Mexican cinema has been making a striking impression on Netflix lately, and The Great Seduction is the latest gem to emerge from this wave.
Does the name sound familiar? Yes, it is a remake of the 2013 Canadian comedy film, The Grand Seduction.
The movie is one and a half hours long and promises to be quirky, inspiring, and heartfelt, on similar lines to its original source.
Here is my review.
The Great Seduction Synopsis
120 residents of a sleepy island village hatch a plan to lure an American doctor to make him become the permanent physician they have been looking for since years.
His stay would mean the return of economic prosperity to their town for which the villagers are ready to go to any length.
The comedy film is directed by Celso R. Garcia. It features Guillermo Villegas (German), Pierre Louis (Mateo), Yalitza Aparicio (Ana), Eligio Melendez Hernandez (Simon), Julio Casado (Benjamin), and Hector Jimenez (Jorge), among others.
What Works for The Great Seduction?
At its core, The Great Seduction offers a soothing and relatable concept.
It taps into the nostalgia we often feel for the places we leave behind in pursuit of bigger opportunities.
The film’s execution of this idea is noteworthy, striking a balance between quirky humor and a genuine sense of warmth.
It’s a reminder of the stories we sometimes forget, left in the wake of our pursuit of better prospects.
The movie’s ability to blend the unusual with the authentic is one of its strong points.

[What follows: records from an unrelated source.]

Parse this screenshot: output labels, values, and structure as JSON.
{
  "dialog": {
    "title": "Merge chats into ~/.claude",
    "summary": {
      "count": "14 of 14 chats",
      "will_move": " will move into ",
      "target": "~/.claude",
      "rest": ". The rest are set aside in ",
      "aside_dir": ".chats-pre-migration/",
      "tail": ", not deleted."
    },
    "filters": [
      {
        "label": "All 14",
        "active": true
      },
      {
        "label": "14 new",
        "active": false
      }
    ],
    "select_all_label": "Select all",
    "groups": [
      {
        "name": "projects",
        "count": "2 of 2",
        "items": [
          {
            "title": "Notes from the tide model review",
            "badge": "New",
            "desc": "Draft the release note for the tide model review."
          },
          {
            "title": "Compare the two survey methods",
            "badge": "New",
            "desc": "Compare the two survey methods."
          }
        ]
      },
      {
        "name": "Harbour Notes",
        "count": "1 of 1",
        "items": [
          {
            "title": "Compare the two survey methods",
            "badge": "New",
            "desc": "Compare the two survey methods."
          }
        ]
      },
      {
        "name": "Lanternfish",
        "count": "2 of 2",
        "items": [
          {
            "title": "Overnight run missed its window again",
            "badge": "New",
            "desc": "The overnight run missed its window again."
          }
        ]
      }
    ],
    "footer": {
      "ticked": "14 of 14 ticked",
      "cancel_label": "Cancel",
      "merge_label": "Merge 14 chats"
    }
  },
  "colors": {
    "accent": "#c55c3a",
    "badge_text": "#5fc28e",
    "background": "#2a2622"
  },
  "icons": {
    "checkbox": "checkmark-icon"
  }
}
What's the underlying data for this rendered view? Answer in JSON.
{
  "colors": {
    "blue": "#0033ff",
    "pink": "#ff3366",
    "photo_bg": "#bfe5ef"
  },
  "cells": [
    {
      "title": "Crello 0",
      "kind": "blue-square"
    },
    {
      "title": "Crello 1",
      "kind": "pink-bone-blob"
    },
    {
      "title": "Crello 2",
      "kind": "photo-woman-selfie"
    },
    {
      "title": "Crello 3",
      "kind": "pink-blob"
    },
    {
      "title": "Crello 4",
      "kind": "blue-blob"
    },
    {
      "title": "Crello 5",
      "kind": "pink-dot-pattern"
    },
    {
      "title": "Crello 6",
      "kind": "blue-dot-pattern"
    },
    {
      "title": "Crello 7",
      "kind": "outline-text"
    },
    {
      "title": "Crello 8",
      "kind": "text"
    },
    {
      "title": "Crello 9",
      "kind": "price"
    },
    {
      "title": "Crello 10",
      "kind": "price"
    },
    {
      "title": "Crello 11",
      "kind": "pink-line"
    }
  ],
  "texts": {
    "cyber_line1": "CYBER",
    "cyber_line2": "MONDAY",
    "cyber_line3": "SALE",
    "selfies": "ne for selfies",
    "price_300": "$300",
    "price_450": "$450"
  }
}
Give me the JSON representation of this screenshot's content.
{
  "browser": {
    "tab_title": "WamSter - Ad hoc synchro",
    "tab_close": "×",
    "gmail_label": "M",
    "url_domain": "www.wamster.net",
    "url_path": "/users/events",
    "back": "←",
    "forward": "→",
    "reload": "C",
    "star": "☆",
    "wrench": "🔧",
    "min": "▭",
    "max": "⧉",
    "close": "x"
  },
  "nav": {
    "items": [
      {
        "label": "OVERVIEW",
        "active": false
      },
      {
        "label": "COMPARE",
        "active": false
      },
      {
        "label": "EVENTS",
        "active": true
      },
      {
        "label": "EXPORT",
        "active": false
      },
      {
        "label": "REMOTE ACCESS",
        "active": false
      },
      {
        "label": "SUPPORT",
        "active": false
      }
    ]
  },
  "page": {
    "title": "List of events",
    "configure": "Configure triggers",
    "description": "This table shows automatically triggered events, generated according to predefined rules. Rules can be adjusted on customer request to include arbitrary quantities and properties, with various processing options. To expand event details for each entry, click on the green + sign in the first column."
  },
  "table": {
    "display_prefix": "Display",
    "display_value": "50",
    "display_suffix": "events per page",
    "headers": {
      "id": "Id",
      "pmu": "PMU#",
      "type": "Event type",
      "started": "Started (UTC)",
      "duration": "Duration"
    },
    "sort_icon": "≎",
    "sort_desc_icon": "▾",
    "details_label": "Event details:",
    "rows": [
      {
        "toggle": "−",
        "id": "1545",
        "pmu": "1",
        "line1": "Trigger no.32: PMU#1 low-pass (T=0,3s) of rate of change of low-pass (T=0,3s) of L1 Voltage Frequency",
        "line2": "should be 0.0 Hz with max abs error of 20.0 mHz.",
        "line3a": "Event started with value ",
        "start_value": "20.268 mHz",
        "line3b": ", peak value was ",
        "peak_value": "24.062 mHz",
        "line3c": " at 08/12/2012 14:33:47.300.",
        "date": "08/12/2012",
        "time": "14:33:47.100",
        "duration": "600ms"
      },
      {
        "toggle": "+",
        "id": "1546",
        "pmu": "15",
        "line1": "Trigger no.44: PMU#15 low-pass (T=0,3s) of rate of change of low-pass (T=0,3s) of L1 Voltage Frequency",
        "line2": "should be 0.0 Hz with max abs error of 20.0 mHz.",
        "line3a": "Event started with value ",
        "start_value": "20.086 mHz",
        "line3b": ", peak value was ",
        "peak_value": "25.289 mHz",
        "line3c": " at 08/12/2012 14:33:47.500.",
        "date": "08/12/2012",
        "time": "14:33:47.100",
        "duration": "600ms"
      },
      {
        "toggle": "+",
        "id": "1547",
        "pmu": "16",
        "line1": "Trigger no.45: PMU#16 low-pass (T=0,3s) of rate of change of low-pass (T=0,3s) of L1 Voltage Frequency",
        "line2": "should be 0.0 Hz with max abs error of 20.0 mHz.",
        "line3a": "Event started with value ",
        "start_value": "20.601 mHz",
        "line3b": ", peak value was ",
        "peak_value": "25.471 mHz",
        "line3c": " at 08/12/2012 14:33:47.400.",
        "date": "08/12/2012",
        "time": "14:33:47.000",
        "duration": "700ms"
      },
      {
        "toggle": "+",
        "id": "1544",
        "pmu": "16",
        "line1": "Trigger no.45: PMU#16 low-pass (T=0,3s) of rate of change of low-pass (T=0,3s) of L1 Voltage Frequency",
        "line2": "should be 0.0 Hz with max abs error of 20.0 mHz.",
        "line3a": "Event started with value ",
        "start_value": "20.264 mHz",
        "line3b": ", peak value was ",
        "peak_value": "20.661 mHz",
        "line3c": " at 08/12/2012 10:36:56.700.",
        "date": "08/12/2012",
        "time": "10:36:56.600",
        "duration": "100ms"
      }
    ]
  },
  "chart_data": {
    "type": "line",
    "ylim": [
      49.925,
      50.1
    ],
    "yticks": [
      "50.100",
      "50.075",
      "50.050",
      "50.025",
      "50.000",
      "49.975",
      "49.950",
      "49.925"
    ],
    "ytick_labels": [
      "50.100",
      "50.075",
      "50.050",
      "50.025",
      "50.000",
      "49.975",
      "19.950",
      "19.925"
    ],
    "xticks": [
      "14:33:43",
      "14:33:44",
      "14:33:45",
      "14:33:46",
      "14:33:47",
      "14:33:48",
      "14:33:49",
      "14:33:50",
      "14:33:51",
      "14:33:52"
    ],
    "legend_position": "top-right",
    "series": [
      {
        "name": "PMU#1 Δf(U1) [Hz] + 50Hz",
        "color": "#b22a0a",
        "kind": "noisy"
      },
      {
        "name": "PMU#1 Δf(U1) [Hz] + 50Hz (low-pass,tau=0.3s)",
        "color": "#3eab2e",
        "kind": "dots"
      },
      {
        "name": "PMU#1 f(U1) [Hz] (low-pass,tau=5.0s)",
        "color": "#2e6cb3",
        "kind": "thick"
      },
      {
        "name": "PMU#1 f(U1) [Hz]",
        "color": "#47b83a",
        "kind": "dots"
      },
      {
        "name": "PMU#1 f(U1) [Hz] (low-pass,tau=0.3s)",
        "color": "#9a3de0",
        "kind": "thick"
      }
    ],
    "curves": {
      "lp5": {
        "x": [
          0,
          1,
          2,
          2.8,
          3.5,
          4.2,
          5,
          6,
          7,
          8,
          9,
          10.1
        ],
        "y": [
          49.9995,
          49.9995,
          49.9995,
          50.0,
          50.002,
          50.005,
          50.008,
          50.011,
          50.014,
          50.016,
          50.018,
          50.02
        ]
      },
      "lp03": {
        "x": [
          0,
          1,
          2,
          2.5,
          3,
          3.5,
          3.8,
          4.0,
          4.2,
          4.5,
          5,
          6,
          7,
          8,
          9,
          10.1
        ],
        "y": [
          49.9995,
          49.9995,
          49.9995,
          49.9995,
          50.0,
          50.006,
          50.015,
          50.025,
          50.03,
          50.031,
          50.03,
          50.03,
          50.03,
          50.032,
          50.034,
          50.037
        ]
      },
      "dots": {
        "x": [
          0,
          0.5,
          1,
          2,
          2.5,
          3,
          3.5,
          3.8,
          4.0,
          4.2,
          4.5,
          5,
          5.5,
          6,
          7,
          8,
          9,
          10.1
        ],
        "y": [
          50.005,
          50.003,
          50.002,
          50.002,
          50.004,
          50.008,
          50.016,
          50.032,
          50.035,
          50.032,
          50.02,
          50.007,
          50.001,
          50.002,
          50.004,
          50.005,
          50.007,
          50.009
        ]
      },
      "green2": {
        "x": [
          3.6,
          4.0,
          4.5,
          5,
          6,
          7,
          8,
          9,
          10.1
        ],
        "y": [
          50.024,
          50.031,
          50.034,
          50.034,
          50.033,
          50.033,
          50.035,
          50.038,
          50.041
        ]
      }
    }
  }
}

In an era of complex narratives and divisive plots, The Great Seduction stands out with its simple yet heartwarming storyline.
It’s a tale of unity and community spirit, a rare sight in today’s fragmented societies.
What’s particularly refreshing is the absence of petty rivalries or conspiracies among the villagers.
Instead, the film beautifully embodies the spirit of togetherness, portraying characters who genuinely care about one another.
This fraternal bond infused throughout the narrative adds depth to the story.
While The Great Seduction may not be overflowing with punchlines and jokes, it manages to tickle your funny bone.
Furthermore, its humor is subtle, relying more on situational comedy than one-liners.
This understated approach keeps the film engaging without resorting to excessive humor.
What truly sets it apart is its ability to maintain a sense of realism in its humor, grounding it in everyday life.
The movie’s simplicity and down-to-earth humor are its major selling points.
Moreover, it benefits from a cast that delivers honest and authentic performances.
Guillermo Villegas and Pierre Louis, portraying German and Mateo respectively, are standout performers.
Villegas immerses himself in his role so convincingly that you’ll find it hard to picture him as anything but a humble villager.
His natural acting skills hold your attention throughout.
Pierre Louis, as the bewildered doctor in an unfamiliar setting, doesn’t hold back either.
His expressions, dialogue delivery, and on-screen presence strike the right chord, adding thoroughness to his character.
What Doesn’t Work for The Great Seduction?
Though the film achieves what it steps out for, people who have watched the original movie might find The Great Seduction not as compelling.
Moreover, it is a little faint when it comes to the emotional impact. There was scope to stretch the barrel for the same, but I think they never wanted it to be too sentimental.
Stream or Skip?
Overall, a lot of things depend on how you look at it and what you expect from a creation like The Great Seduction.
Unless your hopes are grounded, you will find more loopholes than hits in this Mexican outing.
Still, watching it would be a wise choice.
In a world where bombastic blockbusters often dominate the screen, The Great Seduction serves as a refreshing reminder that simplicity and heartwarming storytelling can be just as captivating.
This Mexican gem not only pays homage to its Canadian predecessor but also carves out its own niche, offering a genuine and endearing cinematic experience.
It’s a film that leaves you with a smile, reminding us all of the power of community and the beauty of life’s little quirks.